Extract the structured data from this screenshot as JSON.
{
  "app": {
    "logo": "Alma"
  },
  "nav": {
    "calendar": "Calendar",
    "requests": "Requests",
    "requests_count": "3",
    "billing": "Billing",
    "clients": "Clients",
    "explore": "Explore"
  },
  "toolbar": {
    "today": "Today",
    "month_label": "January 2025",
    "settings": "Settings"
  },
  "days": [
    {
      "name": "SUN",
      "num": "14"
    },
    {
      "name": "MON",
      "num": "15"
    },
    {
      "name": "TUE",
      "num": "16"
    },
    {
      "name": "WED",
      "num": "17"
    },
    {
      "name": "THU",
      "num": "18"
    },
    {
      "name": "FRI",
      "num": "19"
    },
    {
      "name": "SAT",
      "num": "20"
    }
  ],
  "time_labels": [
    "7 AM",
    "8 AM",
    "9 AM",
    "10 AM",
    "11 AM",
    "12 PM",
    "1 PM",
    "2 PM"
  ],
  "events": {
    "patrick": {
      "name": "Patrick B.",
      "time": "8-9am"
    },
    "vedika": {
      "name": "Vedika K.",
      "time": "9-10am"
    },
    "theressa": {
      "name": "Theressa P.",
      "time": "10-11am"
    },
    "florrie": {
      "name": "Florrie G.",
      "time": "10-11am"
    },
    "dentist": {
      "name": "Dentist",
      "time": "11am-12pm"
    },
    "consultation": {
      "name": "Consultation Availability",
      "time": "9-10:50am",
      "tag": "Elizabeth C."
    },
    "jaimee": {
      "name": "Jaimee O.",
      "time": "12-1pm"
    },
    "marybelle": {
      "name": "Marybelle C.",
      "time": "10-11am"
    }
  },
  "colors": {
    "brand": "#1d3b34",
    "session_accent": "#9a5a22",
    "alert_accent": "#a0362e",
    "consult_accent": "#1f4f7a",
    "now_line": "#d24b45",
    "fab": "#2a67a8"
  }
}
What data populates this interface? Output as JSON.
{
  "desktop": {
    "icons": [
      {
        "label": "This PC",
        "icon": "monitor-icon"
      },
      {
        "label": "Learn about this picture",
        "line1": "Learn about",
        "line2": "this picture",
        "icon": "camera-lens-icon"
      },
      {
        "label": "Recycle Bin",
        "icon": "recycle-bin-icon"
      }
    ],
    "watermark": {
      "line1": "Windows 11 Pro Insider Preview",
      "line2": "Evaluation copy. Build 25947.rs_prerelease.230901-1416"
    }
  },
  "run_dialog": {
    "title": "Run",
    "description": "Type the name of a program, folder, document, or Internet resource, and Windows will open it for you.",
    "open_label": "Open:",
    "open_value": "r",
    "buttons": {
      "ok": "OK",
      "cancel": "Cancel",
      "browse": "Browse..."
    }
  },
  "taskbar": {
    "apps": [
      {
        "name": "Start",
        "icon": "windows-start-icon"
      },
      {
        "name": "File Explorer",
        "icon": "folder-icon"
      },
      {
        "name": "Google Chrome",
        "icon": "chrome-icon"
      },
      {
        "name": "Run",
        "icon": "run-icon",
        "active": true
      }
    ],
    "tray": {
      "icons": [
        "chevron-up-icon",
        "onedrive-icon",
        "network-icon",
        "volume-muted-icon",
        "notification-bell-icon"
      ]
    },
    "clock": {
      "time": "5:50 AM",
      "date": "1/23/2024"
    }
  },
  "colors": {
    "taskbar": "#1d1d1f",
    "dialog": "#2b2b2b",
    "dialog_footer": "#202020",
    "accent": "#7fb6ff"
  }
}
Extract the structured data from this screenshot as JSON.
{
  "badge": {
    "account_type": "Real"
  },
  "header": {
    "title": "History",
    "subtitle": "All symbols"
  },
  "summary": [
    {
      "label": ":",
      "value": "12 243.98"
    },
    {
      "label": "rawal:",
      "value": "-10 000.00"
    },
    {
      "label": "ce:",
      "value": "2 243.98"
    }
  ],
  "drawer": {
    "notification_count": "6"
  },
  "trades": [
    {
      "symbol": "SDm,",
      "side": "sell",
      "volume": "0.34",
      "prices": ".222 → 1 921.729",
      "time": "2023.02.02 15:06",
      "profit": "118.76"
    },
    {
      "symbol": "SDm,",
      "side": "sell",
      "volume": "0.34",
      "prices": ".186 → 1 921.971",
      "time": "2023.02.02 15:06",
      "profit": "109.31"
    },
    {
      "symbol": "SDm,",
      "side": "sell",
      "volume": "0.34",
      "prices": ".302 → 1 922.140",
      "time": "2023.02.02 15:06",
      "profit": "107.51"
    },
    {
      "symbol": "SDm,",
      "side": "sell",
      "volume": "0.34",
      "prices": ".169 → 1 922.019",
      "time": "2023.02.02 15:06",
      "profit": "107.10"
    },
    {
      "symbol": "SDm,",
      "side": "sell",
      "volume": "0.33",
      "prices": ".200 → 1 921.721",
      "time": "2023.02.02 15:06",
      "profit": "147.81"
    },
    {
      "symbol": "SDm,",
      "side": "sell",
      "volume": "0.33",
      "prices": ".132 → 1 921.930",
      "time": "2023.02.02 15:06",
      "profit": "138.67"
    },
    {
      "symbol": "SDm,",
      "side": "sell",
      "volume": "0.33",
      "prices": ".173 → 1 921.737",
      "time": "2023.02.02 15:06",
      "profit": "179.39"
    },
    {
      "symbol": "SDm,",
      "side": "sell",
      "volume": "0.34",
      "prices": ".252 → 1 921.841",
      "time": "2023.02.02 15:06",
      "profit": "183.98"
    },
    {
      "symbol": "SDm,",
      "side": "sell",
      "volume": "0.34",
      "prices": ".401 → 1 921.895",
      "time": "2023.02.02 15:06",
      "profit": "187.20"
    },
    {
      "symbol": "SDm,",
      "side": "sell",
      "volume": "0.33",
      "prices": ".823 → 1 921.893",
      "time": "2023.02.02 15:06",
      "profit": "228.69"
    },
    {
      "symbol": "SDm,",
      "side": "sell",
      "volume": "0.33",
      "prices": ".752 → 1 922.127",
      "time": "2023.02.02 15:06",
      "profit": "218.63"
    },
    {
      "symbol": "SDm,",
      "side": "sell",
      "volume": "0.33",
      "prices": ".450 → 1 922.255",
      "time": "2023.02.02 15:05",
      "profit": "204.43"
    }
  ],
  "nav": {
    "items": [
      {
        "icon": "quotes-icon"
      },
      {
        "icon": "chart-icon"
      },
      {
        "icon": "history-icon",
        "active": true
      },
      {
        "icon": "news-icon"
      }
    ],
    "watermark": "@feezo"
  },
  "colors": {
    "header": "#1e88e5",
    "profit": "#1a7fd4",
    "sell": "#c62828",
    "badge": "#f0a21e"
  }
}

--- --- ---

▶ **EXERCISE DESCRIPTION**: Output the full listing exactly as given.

▶ **EXPECTED ANSWER**:
Extract the structured data from this screenshot as JSON.
{
  "app": {
    "logo": "Alma"
  },
  "nav": {
    "calendar": "Calendar",
    "requests": "Requests",
    "requests_count": "3",
    "billing": "Billing",
    "clients": "Clients",
    "explore": "Explore"
  },
  "toolbar": {
    "today": "Today",
    "month_label": "January 2025",
    "settings": "Settings"
  },
  "days": [
    {
      "name": "SUN",
      "num": "14"
    },
    {
      "name": "MON",
      "num": "15"
    },
    {
      "name": "TUE",
      "num": "16"
    },
    {
      "name": "WED",
      "num": "17"
    },
    {
      "name": "THU",
      "num": "18"
    },
    {
      "name": "FRI",
      "num": "19"
    },
    {
      "name": "SAT",
      "num": "20"
    }
  ],
  "time_labels": [
    "7 AM",
    "8 AM",
    "9 AM",
    "10 AM",
    "11 AM",
    "12 PM",
    "1 PM",
    "2 PM"
  ],
  "events": {
    "patrick": {
      "name": "Patrick B.",
      "time": "8-9am"
    },
    "vedika": {
      "name": "Vedika K.",
      "time": "9-10am"
    },
    "theressa": {
      "name": "Theressa P.",
      "time": "10-11am"
    },
    "florrie": {
      "name": "Florrie G.",
      "time": "10-11am"
    },
    "dentist": {
      "name": "Dentist",
      "time": "11am-12pm"
    },
    "consultation": {
      "name": "Consultation Availability",
      "time": "9-10:50am",
      "tag": "Elizabeth C."
    },
    "jaimee": {
      "name": "Jaimee O.",
      "time": "12-1pm"
    },
    "marybelle": {
      "name": "Marybelle C.",
      "time": "10-11am"
    }
  },
  "colors": {
    "brand": "#1d3b34",
    "session_accent": "#9a5a22",
    "alert_accent": "#a0362e",
    "consult_accent": "#1f4f7a",
    "now_line": "#d24b45",
    "fab": "#2a67a8"
  }
}
What data populates this interface? Output as JSON.
{
  "desktop": {
    "icons": [
      {
        "label": "This PC",
        "icon": "monitor-icon"
      },
      {
        "label": "Learn about this picture",
        "line1": "Learn about",
        "line2": "this picture",
        "icon": "camera-lens-icon"
      },
      {
        "label": "Recycle Bin",
        "icon": "recycle-bin-icon"
      }
    ],
    "watermark": {
      "line1": "Windows 11 Pro Insider Preview",
      "line2": "Evaluation copy. Build 25947.rs_prerelease.230901-1416"
    }
  },
  "run_dialog": {
    "title": "Run",
    "description": "Type the name of a program, folder, document, or Internet resource, and Windows will open it for you.",
    "open_label": "Open:",
    "open_value": "r",
    "buttons": {
      "ok": "OK",
      "cancel": "Cancel",
      "browse": "Browse..."
    }
  },
  "taskbar": {
    "apps": [
      {
        "name": "Start",
        "icon": "windows-start-icon"
      },
      {
        "name": "File Explorer",
        "icon": "folder-icon"
      },
      {
        "name": "Google Chrome",
        "icon": "chrome-icon"
      },
      {
        "name": "Run",
        "icon": "run-icon",
        "active": true
      }
    ],
    "tray": {
      "icons": [
        "chevron-up-icon",
        "onedrive-icon",
        "network-icon",
        "volume-muted-icon",
        "notification-bell-icon"
      ]
    },
    "clock": {
      "time": "5:50 AM",
      "date": "1/23/2024"
    }
  },
  "colors": {
    "taskbar": "#1d1d1f",
    "dialog": "#2b2b2b",
    "dialog_footer": "#202020",
    "accent": "#7fb6ff"
  }
}
Extract the structured data from this screenshot as JSON.
{
  "badge": {
    "account_type": "Real"
  },
  "header": {
    "title": "History",
    "subtitle": "All symbols"
  },
  "summary": [
    {
      "label": ":",
      "value": "12 243.98"
    },
    {
      "label": "rawal:",
      "value": "-10 000.00"
    },
    {
      "label": "ce:",
      "value": "2 243.98"
    }
  ],
  "drawer": {
    "notification_count": "6"
  },
  "trades": [
    {
      "symbol": "SDm,",
      "side": "sell",
      "volume": "0.34",
      "prices": ".222 → 1 921.729",
      "time": "2023.02.02 15:06",
      "profit": "118.76"
    },
    {
      "symbol": "SDm,",
      "side": "sell",
      "volume": "0.34",
      "prices": ".186 → 1 921.971",
      "time": "2023.02.02 15:06",
      "profit": "109.31"
    },
    {
      "symbol": "SDm,",
      "side": "sell",
      "volume": "0.34",
      "prices": ".302 → 1 922.140",
      "time": "2023.02.02 15:06",
      "profit": "107.51"
    },
    {
      "symbol": "SDm,",
      "side": "sell",
      "volume": "0.34",
      "prices": ".169 → 1 922.019",
      "time": "2023.02.02 15:06",
      "profit": "107.10"
    },
    {
      "symbol": "SDm,",
      "side": "sell",
      "volume": "0.33",
      "prices": ".200 → 1 921.721",
      "time": "2023.02.02 15:06",
      "profit": "147.81"
    },
    {
      "symbol": "SDm,",
      "side": "sell",
      "volume": "0.33",
      "prices": ".132 → 1 921.930",
      "time": "2023.02.02 15:06",
      "profit": "138.67"
    },
    {
      "symbol": "SDm,",
      "side": "sell",
      "volume": "0.33",
      "prices": ".173 → 1 921.737",
      "time": "2023.02.02 15:06",
      "profit": "179.39"
    },
    {
      "symbol": "SDm,",
      "side": "sell",
      "volume": "0.34",
      "prices": ".252 → 1 921.841",
      "time": "2023.02.02 15:06",
      "profit": "183.98"
    },
    {
      "symbol": "SDm,",
      "side": "sell",
      "volume": "0.34",
      "prices": ".401 → 1 921.895",
      "time": "2023.02.02 15:06",
      "profit": "187.20"
    },
    {
      "symbol": "SDm,",
      "side": "sell",
      "volume": "0.33",
      "prices": ".823 → 1 921.893",
      "time": "2023.02.02 15:06",
      "profit": "228.69"
    },
    {
      "symbol": "SDm,",
      "side": "sell",
      "volume": "0.33",
      "prices": ".752 → 1 922.127",
      "time": "2023.02.02 15:06",
      "profit": "218.63"
    },
    {
      "symbol": "SDm,",
      "side": "sell",
      "volume": "0.33",
      "prices": ".450 → 1 922.255",
      "time": "2023.02.02 15:05",
      "profit": "204.43"
    }
  ],
  "nav": {
    "items": [
      {
        "icon": "quotes-icon"
      },
      {
        "icon": "chart-icon"
      },
      {
        "icon": "history-icon",
        "active": true
      },
      {
        "icon": "news-icon"
      }
    ],
    "watermark": "@feezo"
  },
  "colors": {
    "header": "#1e88e5",
    "profit": "#1a7fd4",
    "sell": "#c62828",
    "badge": "#f0a21e"
  }
}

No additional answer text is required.